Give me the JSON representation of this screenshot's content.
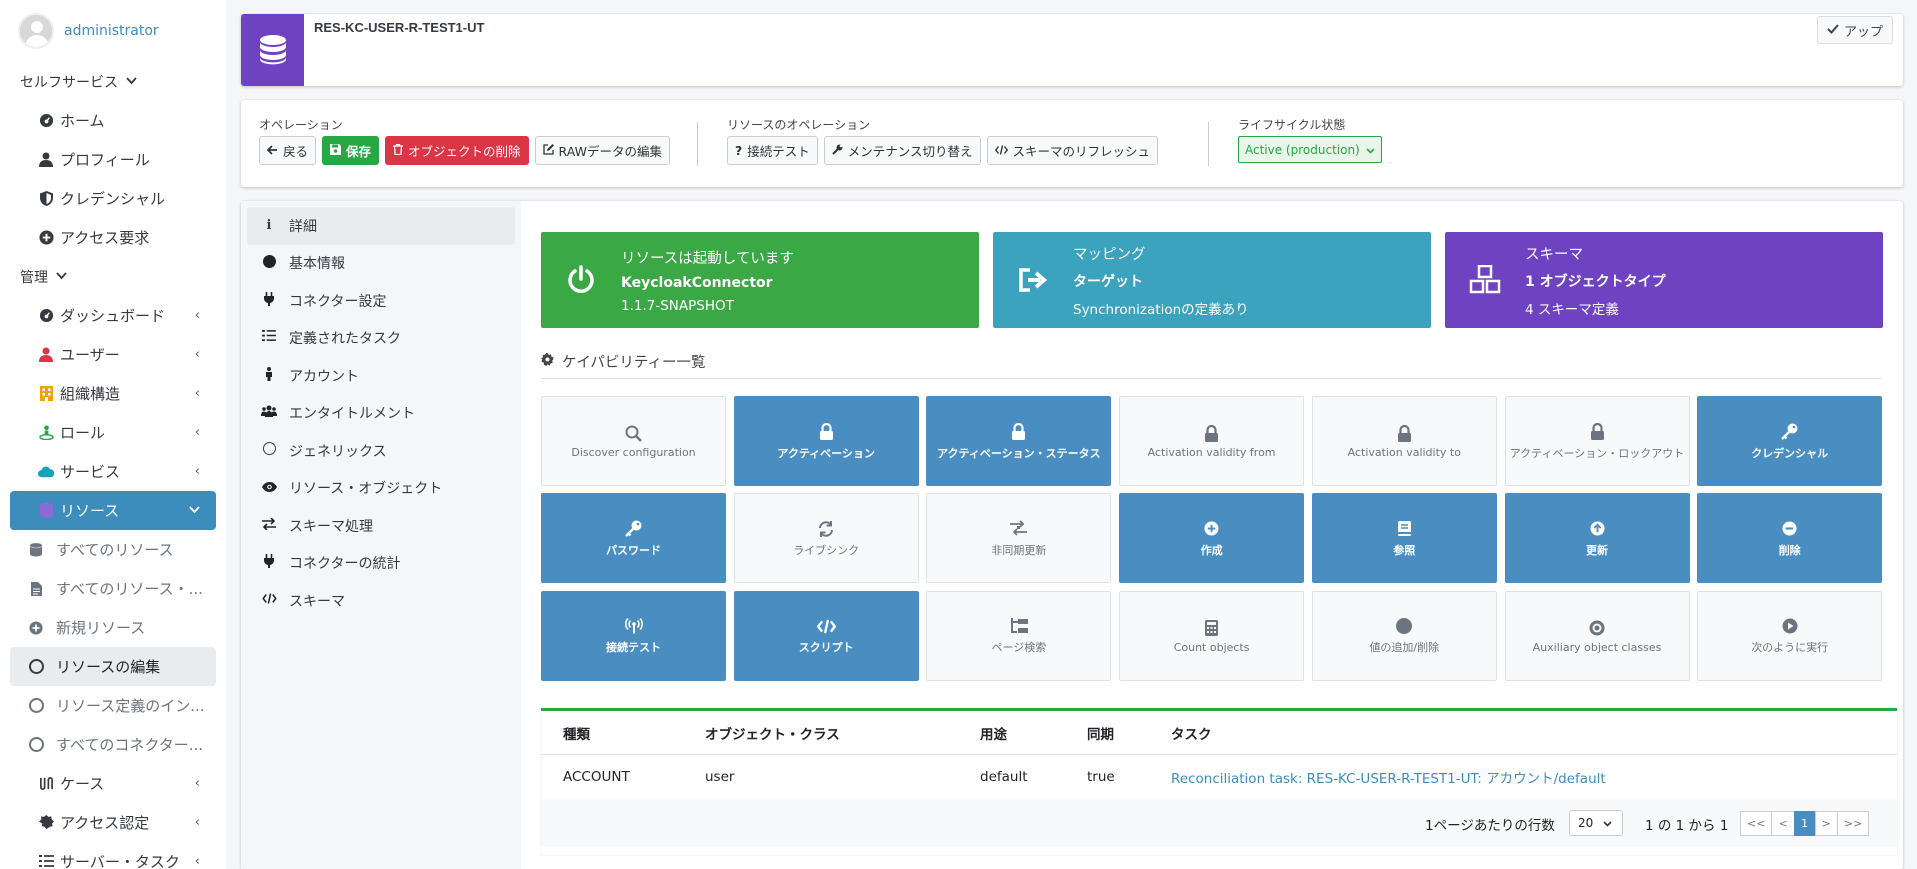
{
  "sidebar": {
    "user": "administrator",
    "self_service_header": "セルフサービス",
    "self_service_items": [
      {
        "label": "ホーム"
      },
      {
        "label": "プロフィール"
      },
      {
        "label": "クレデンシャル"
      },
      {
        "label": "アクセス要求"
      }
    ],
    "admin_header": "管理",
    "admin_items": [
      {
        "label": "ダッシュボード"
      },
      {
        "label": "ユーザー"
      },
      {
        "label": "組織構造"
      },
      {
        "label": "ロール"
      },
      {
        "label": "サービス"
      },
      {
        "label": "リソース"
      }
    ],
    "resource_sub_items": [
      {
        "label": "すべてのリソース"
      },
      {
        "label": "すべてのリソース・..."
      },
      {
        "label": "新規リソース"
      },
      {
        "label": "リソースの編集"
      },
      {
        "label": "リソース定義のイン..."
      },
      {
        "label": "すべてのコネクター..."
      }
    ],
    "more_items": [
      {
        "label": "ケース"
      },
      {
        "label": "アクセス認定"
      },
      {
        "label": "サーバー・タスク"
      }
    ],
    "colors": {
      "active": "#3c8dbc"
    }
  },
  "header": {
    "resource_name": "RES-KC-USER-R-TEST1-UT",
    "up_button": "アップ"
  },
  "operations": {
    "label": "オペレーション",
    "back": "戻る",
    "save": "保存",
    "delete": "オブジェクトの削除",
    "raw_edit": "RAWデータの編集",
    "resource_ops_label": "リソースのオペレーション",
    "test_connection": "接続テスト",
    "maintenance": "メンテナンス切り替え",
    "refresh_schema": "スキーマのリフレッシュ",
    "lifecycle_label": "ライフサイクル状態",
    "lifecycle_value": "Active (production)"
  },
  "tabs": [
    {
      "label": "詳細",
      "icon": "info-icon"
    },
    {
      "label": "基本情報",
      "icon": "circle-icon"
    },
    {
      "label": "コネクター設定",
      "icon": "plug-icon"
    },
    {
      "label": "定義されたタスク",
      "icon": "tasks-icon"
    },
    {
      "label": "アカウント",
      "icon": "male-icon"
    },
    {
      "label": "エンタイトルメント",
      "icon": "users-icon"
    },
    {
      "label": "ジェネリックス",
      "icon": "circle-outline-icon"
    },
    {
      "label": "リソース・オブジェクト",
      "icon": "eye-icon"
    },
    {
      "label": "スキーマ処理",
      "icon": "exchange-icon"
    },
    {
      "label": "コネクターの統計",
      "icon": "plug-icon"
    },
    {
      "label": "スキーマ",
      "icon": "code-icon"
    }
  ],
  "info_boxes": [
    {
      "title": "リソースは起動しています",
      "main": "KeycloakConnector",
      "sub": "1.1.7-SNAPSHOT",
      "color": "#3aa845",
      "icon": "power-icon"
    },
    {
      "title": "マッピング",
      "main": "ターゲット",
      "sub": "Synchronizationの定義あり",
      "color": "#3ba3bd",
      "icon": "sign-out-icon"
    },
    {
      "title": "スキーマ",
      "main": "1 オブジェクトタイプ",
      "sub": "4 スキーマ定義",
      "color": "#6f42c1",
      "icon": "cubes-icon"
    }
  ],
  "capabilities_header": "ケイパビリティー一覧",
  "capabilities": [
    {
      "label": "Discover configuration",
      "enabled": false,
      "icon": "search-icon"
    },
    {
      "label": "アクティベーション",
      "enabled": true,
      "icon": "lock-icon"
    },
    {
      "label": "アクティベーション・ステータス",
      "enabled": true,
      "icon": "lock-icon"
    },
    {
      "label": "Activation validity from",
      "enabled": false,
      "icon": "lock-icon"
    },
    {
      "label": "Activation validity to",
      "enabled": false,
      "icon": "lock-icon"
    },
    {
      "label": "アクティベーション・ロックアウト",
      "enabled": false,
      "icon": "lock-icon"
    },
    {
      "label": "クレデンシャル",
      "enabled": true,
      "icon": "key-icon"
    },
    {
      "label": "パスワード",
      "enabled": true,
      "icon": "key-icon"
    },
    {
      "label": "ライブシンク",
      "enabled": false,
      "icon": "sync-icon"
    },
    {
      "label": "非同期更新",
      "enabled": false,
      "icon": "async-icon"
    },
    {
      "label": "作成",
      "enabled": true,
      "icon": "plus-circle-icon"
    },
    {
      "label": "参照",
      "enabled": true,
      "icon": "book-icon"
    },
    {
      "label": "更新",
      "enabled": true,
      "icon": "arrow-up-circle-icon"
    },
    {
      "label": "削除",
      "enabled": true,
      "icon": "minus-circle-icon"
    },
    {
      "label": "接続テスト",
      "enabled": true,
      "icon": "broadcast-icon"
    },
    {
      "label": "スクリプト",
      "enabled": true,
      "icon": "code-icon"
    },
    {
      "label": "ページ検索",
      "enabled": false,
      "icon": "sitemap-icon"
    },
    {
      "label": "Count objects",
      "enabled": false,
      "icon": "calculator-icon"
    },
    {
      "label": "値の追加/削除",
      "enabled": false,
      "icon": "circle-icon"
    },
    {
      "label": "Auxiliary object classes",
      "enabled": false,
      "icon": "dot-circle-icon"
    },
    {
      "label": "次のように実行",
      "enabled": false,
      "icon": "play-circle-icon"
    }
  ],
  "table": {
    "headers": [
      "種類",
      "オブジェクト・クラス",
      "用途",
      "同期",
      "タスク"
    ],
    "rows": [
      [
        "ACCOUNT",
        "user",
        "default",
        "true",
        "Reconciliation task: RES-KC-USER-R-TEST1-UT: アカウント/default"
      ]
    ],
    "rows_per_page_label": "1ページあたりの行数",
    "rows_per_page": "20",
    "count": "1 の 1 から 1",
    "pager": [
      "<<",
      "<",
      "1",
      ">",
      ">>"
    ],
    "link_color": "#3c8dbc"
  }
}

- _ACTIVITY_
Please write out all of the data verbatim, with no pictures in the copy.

- _ANSWER SPACE_
Give me the JSON representation of this screenshot's content.
{
  "sidebar": {
    "user": "administrator",
    "self_service_header": "セルフサービス",
    "self_service_items": [
      {
        "label": "ホーム"
      },
      {
        "label": "プロフィール"
      },
      {
        "label": "クレデンシャル"
      },
      {
        "label": "アクセス要求"
      }
    ],
    "admin_header": "管理",
    "admin_items": [
      {
        "label": "ダッシュボード"
      },
      {
        "label": "ユーザー"
      },
      {
        "label": "組織構造"
      },
      {
        "label": "ロール"
      },
      {
        "label": "サービス"
      },
      {
        "label": "リソース"
      }
    ],
    "resource_sub_items": [
      {
        "label": "すべてのリソース"
      },
      {
        "label": "すべてのリソース・..."
      },
      {
        "label": "新規リソース"
      },
      {
        "label": "リソースの編集"
      },
      {
        "label": "リソース定義のイン..."
      },
      {
        "label": "すべてのコネクター..."
      }
    ],
    "more_items": [
      {
        "label": "ケース"
      },
      {
        "label": "アクセス認定"
      },
      {
        "label": "サーバー・タスク"
      }
    ],
    "colors": {
      "active": "#3c8dbc"
    }
  },
  "header": {
    "resource_name": "RES-KC-USER-R-TEST1-UT",
    "up_button": "アップ"
  },
  "operations": {
    "label": "オペレーション",
    "back": "戻る",
    "save": "保存",
    "delete": "オブジェクトの削除",
    "raw_edit": "RAWデータの編集",
    "resource_ops_label": "リソースのオペレーション",
    "test_connection": "接続テスト",
    "maintenance": "メンテナンス切り替え",
    "refresh_schema": "スキーマのリフレッシュ",
    "lifecycle_label": "ライフサイクル状態",
    "lifecycle_value": "Active (production)"
  },
  "tabs": [
    {
      "label": "詳細",
      "icon": "info-icon"
    },
    {
      "label": "基本情報",
      "icon": "circle-icon"
    },
    {
      "label": "コネクター設定",
      "icon": "plug-icon"
    },
    {
      "label": "定義されたタスク",
      "icon": "tasks-icon"
    },
    {
      "label": "アカウント",
      "icon": "male-icon"
    },
    {
      "label": "エンタイトルメント",
      "icon": "users-icon"
    },
    {
      "label": "ジェネリックス",
      "icon": "circle-outline-icon"
    },
    {
      "label": "リソース・オブジェクト",
      "icon": "eye-icon"
    },
    {
      "label": "スキーマ処理",
      "icon": "exchange-icon"
    },
    {
      "label": "コネクターの統計",
      "icon": "plug-icon"
    },
    {
      "label": "スキーマ",
      "icon": "code-icon"
    }
  ],
  "info_boxes": [
    {
      "title": "リソースは起動しています",
      "main": "KeycloakConnector",
      "sub": "1.1.7-SNAPSHOT",
      "color": "#3aa845",
      "icon": "power-icon"
    },
    {
      "title": "マッピング",
      "main": "ターゲット",
      "sub": "Synchronizationの定義あり",
      "color": "#3ba3bd",
      "icon": "sign-out-icon"
    },
    {
      "title": "スキーマ",
      "main": "1 オブジェクトタイプ",
      "sub": "4 スキーマ定義",
      "color": "#6f42c1",
      "icon": "cubes-icon"
    }
  ],
  "capabilities_header": "ケイパビリティー一覧",
  "capabilities": [
    {
      "label": "Discover configuration",
      "enabled": false,
      "icon": "search-icon"
    },
    {
      "label": "アクティベーション",
      "enabled": true,
      "icon": "lock-icon"
    },
    {
      "label": "アクティベーション・ステータス",
      "enabled": true,
      "icon": "lock-icon"
    },
    {
      "label": "Activation validity from",
      "enabled": false,
      "icon": "lock-icon"
    },
    {
      "label": "Activation validity to",
      "enabled": false,
      "icon": "lock-icon"
    },
    {
      "label": "アクティベーション・ロックアウト",
      "enabled": false,
      "icon": "lock-icon"
    },
    {
      "label": "クレデンシャル",
      "enabled": true,
      "icon": "key-icon"
    },
    {
      "label": "パスワード",
      "enabled": true,
      "icon": "key-icon"
    },
    {
      "label": "ライブシンク",
      "enabled": false,
      "icon": "sync-icon"
    },
    {
      "label": "非同期更新",
      "enabled": false,
      "icon": "async-icon"
    },
    {
      "label": "作成",
      "enabled": true,
      "icon": "plus-circle-icon"
    },
    {
      "label": "参照",
      "enabled": true,
      "icon": "book-icon"
    },
    {
      "label": "更新",
      "enabled": true,
      "icon": "arrow-up-circle-icon"
    },
    {
      "label": "削除",
      "enabled": true,
      "icon": "minus-circle-icon"
    },
    {
      "label": "接続テスト",
      "enabled": true,
      "icon": "broadcast-icon"
    },
    {
      "label": "スクリプト",
      "enabled": true,
      "icon": "code-icon"
    },
    {
      "label": "ページ検索",
      "enabled": false,
      "icon": "sitemap-icon"
    },
    {
      "label": "Count objects",
      "enabled": false,
      "icon": "calculator-icon"
    },
    {
      "label": "値の追加/削除",
      "enabled": false,
      "icon": "circle-icon"
    },
    {
      "label": "Auxiliary object classes",
      "enabled": false,
      "icon": "dot-circle-icon"
    },
    {
      "label": "次のように実行",
      "enabled": false,
      "icon": "play-circle-icon"
    }
  ],
  "table": {
    "headers": [
      "種類",
      "オブジェクト・クラス",
      "用途",
      "同期",
      "タスク"
    ],
    "rows": [
      [
        "ACCOUNT",
        "user",
        "default",
        "true",
        "Reconciliation task: RES-KC-USER-R-TEST1-UT: アカウント/default"
      ]
    ],
    "rows_per_page_label": "1ページあたりの行数",
    "rows_per_page": "20",
    "count": "1 の 1 から 1",
    "pager": [
      "<<",
      "<",
      "1",
      ">",
      ">>"
    ],
    "link_color": "#3c8dbc"
  }
}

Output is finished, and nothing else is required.